Entries from a dataset of interfaces:
------------------------------------

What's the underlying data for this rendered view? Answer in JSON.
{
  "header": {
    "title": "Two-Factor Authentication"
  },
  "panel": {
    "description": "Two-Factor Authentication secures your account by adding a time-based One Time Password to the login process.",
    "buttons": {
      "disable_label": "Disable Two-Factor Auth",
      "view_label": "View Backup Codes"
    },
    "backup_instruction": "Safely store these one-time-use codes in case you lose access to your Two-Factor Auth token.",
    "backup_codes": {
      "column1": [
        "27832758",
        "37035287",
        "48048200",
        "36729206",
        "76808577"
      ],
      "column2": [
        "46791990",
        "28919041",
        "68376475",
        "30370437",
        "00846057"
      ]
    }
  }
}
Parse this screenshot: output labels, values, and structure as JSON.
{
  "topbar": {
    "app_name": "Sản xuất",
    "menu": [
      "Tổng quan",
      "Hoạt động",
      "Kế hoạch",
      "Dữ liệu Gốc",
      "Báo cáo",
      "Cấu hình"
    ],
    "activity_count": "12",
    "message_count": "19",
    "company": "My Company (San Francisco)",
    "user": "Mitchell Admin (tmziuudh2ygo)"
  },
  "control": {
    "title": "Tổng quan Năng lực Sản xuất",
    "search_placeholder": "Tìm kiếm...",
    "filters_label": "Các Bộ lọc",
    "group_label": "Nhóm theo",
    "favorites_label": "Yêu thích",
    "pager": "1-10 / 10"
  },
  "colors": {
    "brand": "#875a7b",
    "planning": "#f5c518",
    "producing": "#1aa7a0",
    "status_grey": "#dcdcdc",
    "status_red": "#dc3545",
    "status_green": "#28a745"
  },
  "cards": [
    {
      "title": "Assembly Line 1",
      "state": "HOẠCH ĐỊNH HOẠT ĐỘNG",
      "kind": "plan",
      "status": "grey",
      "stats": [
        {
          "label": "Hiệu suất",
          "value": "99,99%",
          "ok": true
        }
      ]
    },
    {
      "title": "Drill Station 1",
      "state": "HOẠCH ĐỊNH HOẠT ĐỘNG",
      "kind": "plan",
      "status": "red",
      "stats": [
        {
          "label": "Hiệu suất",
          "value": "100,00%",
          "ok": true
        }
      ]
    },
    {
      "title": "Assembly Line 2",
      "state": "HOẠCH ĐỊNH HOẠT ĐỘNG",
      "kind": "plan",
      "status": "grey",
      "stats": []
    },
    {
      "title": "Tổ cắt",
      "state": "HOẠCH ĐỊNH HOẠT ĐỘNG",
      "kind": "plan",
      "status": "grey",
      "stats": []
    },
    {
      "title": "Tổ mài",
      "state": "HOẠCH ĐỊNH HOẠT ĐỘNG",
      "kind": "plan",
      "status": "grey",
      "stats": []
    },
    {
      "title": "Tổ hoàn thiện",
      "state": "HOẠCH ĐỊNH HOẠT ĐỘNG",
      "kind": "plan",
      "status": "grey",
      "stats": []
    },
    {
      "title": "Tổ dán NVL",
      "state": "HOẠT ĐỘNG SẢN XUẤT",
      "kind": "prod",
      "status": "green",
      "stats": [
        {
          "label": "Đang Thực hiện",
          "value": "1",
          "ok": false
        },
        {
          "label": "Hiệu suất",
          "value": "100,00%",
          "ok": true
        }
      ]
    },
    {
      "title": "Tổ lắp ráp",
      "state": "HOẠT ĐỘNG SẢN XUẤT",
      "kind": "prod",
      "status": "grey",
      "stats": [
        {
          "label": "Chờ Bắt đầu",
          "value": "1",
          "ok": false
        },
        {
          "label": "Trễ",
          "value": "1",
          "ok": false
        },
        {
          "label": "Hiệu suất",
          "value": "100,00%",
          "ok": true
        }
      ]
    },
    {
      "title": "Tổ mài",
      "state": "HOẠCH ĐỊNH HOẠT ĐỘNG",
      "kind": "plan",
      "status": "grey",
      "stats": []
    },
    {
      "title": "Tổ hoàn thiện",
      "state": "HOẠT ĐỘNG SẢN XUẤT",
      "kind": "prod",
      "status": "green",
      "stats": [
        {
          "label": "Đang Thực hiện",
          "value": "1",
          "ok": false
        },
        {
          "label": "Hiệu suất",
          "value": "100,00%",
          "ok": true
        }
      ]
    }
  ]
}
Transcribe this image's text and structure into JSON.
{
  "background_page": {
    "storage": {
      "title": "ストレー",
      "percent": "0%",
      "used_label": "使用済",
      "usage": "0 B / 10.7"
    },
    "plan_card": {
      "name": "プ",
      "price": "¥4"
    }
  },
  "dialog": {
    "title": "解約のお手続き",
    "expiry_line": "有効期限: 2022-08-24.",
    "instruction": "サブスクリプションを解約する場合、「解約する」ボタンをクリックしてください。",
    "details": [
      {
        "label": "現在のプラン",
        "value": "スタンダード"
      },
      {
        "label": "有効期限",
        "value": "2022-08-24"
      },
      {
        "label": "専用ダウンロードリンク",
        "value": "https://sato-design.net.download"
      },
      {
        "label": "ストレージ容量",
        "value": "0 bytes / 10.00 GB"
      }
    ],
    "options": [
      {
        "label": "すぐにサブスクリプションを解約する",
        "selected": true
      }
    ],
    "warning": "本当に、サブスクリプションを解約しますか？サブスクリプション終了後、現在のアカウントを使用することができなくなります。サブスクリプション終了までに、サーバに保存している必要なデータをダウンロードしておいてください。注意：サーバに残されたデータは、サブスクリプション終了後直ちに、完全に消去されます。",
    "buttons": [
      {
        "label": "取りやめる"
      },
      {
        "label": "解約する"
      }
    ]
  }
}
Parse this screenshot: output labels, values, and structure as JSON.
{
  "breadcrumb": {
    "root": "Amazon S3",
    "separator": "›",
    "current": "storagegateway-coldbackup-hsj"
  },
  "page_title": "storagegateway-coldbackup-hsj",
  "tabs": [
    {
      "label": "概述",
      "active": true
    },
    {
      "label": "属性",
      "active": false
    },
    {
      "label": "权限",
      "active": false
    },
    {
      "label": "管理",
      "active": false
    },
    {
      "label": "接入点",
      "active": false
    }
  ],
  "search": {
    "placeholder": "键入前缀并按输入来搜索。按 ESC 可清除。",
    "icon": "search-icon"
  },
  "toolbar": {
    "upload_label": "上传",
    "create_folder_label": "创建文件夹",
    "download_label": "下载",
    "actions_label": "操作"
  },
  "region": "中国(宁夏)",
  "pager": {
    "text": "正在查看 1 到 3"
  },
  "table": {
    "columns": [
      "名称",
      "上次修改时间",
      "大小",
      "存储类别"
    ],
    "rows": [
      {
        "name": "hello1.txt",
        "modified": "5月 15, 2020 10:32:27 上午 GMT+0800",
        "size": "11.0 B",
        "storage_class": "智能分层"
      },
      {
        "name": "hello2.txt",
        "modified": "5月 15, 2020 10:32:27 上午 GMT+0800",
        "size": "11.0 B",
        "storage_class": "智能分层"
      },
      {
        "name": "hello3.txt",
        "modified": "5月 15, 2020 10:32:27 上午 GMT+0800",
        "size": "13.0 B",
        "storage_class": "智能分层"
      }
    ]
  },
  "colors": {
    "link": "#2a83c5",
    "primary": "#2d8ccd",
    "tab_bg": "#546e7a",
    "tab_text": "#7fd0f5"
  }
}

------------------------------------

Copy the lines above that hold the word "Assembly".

      "title": "Assembly Line 1",
      "title": "Assembly Line 2",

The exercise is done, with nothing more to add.